(What you will do)
An exact restatement of every record is required.

(Dataset items)
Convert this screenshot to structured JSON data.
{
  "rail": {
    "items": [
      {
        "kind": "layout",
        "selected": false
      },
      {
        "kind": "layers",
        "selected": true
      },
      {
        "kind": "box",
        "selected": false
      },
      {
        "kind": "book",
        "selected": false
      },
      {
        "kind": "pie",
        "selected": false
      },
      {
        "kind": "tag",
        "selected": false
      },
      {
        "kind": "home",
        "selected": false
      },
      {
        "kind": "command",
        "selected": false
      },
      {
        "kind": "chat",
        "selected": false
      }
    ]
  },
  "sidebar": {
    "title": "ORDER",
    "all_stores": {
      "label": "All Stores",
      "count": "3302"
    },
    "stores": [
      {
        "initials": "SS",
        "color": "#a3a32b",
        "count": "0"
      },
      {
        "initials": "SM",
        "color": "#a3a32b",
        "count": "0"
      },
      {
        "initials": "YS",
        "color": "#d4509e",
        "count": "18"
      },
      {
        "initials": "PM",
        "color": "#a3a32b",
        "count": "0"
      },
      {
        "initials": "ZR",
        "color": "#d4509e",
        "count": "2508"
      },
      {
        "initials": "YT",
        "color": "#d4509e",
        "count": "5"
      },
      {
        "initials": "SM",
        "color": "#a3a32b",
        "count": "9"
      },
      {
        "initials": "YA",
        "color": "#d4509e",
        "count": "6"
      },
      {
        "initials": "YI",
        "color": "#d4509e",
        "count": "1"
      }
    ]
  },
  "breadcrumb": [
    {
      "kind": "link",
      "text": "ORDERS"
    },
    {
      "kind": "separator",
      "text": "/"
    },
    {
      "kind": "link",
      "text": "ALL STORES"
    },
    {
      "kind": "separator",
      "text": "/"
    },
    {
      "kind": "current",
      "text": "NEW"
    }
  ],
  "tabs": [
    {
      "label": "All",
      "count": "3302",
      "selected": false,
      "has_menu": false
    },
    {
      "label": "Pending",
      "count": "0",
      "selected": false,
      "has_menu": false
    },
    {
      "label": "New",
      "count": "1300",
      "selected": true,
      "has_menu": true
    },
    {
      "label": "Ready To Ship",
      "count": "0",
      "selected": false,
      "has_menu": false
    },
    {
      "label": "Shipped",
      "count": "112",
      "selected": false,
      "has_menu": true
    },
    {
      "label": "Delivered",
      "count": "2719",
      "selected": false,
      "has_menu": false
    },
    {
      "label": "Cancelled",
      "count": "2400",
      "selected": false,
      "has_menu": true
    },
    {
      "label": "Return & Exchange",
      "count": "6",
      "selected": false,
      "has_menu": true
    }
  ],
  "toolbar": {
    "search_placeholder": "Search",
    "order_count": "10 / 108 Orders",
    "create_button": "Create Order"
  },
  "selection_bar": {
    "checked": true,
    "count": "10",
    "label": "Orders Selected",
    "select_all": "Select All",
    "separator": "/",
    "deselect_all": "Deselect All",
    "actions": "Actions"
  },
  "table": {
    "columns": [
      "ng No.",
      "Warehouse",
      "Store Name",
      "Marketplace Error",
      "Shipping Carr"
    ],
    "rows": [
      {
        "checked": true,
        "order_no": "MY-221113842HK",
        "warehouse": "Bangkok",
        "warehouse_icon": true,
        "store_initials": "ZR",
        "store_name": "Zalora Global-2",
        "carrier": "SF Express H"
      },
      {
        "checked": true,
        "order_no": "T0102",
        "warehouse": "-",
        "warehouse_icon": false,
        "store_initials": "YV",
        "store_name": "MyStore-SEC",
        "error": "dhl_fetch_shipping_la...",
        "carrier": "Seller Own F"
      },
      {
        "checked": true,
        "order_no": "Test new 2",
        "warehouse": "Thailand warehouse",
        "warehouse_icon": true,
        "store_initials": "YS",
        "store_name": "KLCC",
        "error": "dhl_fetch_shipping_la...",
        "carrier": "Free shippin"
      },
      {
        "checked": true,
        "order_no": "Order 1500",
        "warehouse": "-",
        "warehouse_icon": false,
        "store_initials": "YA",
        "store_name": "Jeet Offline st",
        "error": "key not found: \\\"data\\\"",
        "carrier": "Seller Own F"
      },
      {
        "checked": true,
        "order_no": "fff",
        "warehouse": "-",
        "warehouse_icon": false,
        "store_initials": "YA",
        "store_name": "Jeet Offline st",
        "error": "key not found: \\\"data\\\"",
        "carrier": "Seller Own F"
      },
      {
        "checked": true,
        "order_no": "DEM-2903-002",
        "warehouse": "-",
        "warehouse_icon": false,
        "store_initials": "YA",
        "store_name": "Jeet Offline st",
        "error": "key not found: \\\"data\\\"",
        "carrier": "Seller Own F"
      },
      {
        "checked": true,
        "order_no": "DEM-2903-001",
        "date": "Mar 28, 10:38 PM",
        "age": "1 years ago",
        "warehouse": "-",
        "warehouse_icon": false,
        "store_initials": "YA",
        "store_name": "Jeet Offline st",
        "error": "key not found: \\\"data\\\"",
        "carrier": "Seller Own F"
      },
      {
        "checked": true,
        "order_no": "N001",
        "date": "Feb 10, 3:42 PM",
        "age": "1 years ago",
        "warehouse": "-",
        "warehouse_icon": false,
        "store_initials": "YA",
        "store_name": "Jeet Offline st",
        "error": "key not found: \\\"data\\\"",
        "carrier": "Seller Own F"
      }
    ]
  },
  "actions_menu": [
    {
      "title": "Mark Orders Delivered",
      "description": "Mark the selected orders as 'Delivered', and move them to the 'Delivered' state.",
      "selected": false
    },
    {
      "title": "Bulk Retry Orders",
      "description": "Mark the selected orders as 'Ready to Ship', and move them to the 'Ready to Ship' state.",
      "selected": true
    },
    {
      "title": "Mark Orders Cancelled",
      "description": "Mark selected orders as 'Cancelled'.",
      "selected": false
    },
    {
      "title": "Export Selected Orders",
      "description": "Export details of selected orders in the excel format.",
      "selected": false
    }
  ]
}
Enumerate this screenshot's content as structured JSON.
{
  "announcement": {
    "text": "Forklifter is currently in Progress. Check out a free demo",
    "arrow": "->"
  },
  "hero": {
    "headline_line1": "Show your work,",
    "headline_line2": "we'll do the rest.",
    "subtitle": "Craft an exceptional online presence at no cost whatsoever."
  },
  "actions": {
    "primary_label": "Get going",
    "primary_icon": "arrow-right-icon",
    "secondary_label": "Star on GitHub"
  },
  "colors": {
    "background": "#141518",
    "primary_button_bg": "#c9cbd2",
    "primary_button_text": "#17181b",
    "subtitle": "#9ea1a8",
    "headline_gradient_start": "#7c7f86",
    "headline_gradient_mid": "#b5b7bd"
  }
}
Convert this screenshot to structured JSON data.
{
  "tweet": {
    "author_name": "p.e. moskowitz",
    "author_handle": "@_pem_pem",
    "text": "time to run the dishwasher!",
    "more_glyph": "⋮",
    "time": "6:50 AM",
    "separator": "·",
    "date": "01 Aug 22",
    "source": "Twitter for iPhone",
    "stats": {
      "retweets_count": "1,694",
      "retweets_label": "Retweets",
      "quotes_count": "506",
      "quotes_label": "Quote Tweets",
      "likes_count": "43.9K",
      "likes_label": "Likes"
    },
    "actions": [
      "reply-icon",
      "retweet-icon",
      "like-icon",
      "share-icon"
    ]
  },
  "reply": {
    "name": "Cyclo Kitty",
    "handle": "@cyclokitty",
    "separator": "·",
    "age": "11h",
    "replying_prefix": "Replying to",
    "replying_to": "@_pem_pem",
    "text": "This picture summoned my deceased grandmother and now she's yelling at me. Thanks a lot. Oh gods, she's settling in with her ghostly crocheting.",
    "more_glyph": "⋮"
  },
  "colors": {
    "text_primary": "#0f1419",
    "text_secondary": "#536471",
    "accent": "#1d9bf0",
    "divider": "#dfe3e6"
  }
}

(Your response)
Convert this screenshot to structured JSON data.
{
  "rail": {
    "items": [
      {
        "kind": "layout",
        "selected": false
      },
      {
        "kind": "layers",
        "selected": true
      },
      {
        "kind": "box",
        "selected": false
      },
      {
        "kind": "book",
        "selected": false
      },
      {
        "kind": "pie",
        "selected": false
      },
      {
        "kind": "tag",
        "selected": false
      },
      {
        "kind": "home",
        "selected": false
      },
      {
        "kind": "command",
        "selected": false
      },
      {
        "kind": "chat",
        "selected": false
      }
    ]
  },
  "sidebar": {
    "title": "ORDER",
    "all_stores": {
      "label": "All Stores",
      "count": "3302"
    },
    "stores": [
      {
        "initials": "SS",
        "color": "#a3a32b",
        "count": "0"
      },
      {
        "initials": "SM",
        "color": "#a3a32b",
        "count": "0"
      },
      {
        "initials": "YS",
        "color": "#d4509e",
        "count": "18"
      },
      {
        "initials": "PM",
        "color": "#a3a32b",
        "count": "0"
      },
      {
        "initials": "ZR",
        "color": "#d4509e",
        "count": "2508"
      },
      {
        "initials": "YT",
        "color": "#d4509e",
        "count": "5"
      },
      {
        "initials": "SM",
        "color": "#a3a32b",
        "count": "9"
      },
      {
        "initials": "YA",
        "color": "#d4509e",
        "count": "6"
      },
      {
        "initials": "YI",
        "color": "#d4509e",
        "count": "1"
      }
    ]
  },
  "breadcrumb": [
    {
      "kind": "link",
      "text": "ORDERS"
    },
    {
      "kind": "separator",
      "text": "/"
    },
    {
      "kind": "link",
      "text": "ALL STORES"
    },
    {
      "kind": "separator",
      "text": "/"
    },
    {
      "kind": "current",
      "text": "NEW"
    }
  ],
  "tabs": [
    {
      "label": "All",
      "count": "3302",
      "selected": false,
      "has_menu": false
    },
    {
      "label": "Pending",
      "count": "0",
      "selected": false,
      "has_menu": false
    },
    {
      "label": "New",
      "count": "1300",
      "selected": true,
      "has_menu": true
    },
    {
      "label": "Ready To Ship",
      "count": "0",
      "selected": false,
      "has_menu": false
    },
    {
      "label": "Shipped",
      "count": "112",
      "selected": false,
      "has_menu": true
    },
    {
      "label": "Delivered",
      "count": "2719",
      "selected": false,
      "has_menu": false
    },
    {
      "label": "Cancelled",
      "count": "2400",
      "selected": false,
      "has_menu": true
    },
    {
      "label": "Return & Exchange",
      "count": "6",
      "selected": false,
      "has_menu": true
    }
  ],
  "toolbar": {
    "search_placeholder": "Search",
    "order_count": "10 / 108 Orders",
    "create_button": "Create Order"
  },
  "selection_bar": {
    "checked": true,
    "count": "10",
    "label": "Orders Selected",
    "select_all": "Select All",
    "separator": "/",
    "deselect_all": "Deselect All",
    "actions": "Actions"
  },
  "table": {
    "columns": [
      "ng No.",
      "Warehouse",
      "Store Name",
      "Marketplace Error",
      "Shipping Carr"
    ],
    "rows": [
      {
        "checked": true,
        "order_no": "MY-221113842HK",
        "warehouse": "Bangkok",
        "warehouse_icon": true,
        "store_initials": "ZR",
        "store_name": "Zalora Global-2",
        "carrier": "SF Express H"
      },
      {
        "checked": true,
        "order_no": "T0102",
        "warehouse": "-",
        "warehouse_icon": false,
        "store_initials": "YV",
        "store_name": "MyStore-SEC",
        "error": "dhl_fetch_shipping_la...",
        "carrier": "Seller Own F"
      },
      {
        "checked": true,
        "order_no": "Test new 2",
        "warehouse": "Thailand warehouse",
        "warehouse_icon": true,
        "store_initials": "YS",
        "store_name": "KLCC",
        "error": "dhl_fetch_shipping_la...",
        "carrier": "Free shippin"
      },
      {
        "checked": true,
        "order_no": "Order 1500",
        "warehouse": "-",
        "warehouse_icon": false,
        "store_initials": "YA",
        "store_name": "Jeet Offline st",
        "error": "key not found: \\\"data\\\"",
        "carrier": "Seller Own F"
      },
      {
        "checked": true,
        "order_no": "fff",
        "warehouse": "-",
        "warehouse_icon": false,
        "store_initials": "YA",
        "store_name": "Jeet Offline st",
        "error": "key not found: \\\"data\\\"",
        "carrier": "Seller Own F"
      },
      {
        "checked": true,
        "order_no": "DEM-2903-002",
        "warehouse": "-",
        "warehouse_icon": false,
        "store_initials": "YA",
        "store_name": "Jeet Offline st",
        "error": "key not found: \\\"data\\\"",
        "carrier": "Seller Own F"
      },
      {
        "checked": true,
        "order_no": "DEM-2903-001",
        "date": "Mar 28, 10:38 PM",
        "age": "1 years ago",
        "warehouse": "-",
        "warehouse_icon": false,
        "store_initials": "YA",
        "store_name": "Jeet Offline st",
        "error": "key not found: \\\"data\\\"",
        "carrier": "Seller Own F"
      },
      {
        "checked": true,
        "order_no": "N001",
        "date": "Feb 10, 3:42 PM",
        "age": "1 years ago",
        "warehouse": "-",
        "warehouse_icon": false,
        "store_initials": "YA",
        "store_name": "Jeet Offline st",
        "error": "key not found: \\\"data\\\"",
        "carrier": "Seller Own F"
      }
    ]
  },
  "actions_menu": [
    {
      "title": "Mark Orders Delivered",
      "description": "Mark the selected orders as 'Delivered', and move them to the 'Delivered' state.",
      "selected": false
    },
    {
      "title": "Bulk Retry Orders",
      "description": "Mark the selected orders as 'Ready to Ship', and move them to the 'Ready to Ship' state.",
      "selected": true
    },
    {
      "title": "Mark Orders Cancelled",
      "description": "Mark selected orders as 'Cancelled'.",
      "selected": false
    },
    {
      "title": "Export Selected Orders",
      "description": "Export details of selected orders in the excel format.",
      "selected": false
    }
  ]
}
Enumerate this screenshot's content as structured JSON.
{
  "announcement": {
    "text": "Forklifter is currently in Progress. Check out a free demo",
    "arrow": "->"
  },
  "hero": {
    "headline_line1": "Show your work,",
    "headline_line2": "we'll do the rest.",
    "subtitle": "Craft an exceptional online presence at no cost whatsoever."
  },
  "actions": {
    "primary_label": "Get going",
    "primary_icon": "arrow-right-icon",
    "secondary_label": "Star on GitHub"
  },
  "colors": {
    "background": "#141518",
    "primary_button_bg": "#c9cbd2",
    "primary_button_text": "#17181b",
    "subtitle": "#9ea1a8",
    "headline_gradient_start": "#7c7f86",
    "headline_gradient_mid": "#b5b7bd"
  }
}
Convert this screenshot to structured JSON data.
{
  "tweet": {
    "author_name": "p.e. moskowitz",
    "author_handle": "@_pem_pem",
    "text": "time to run the dishwasher!",
    "more_glyph": "⋮",
    "time": "6:50 AM",
    "separator": "·",
    "date": "01 Aug 22",
    "source": "Twitter for iPhone",
    "stats": {
      "retweets_count": "1,694",
      "retweets_label": "Retweets",
      "quotes_count": "506",
      "quotes_label": "Quote Tweets",
      "likes_count": "43.9K",
      "likes_label": "Likes"
    },
    "actions": [
      "reply-icon",
      "retweet-icon",
      "like-icon",
      "share-icon"
    ]
  },
  "reply": {
    "name": "Cyclo Kitty",
    "handle": "@cyclokitty",
    "separator": "·",
    "age": "11h",
    "replying_prefix": "Replying to",
    "replying_to": "@_pem_pem",
    "text": "This picture summoned my deceased grandmother and now she's yelling at me. Thanks a lot. Oh gods, she's settling in with her ghostly crocheting.",
    "more_glyph": "⋮"
  },
  "colors": {
    "text_primary": "#0f1419",
    "text_secondary": "#536471",
    "accent": "#1d9bf0",
    "divider": "#dfe3e6"
  }
}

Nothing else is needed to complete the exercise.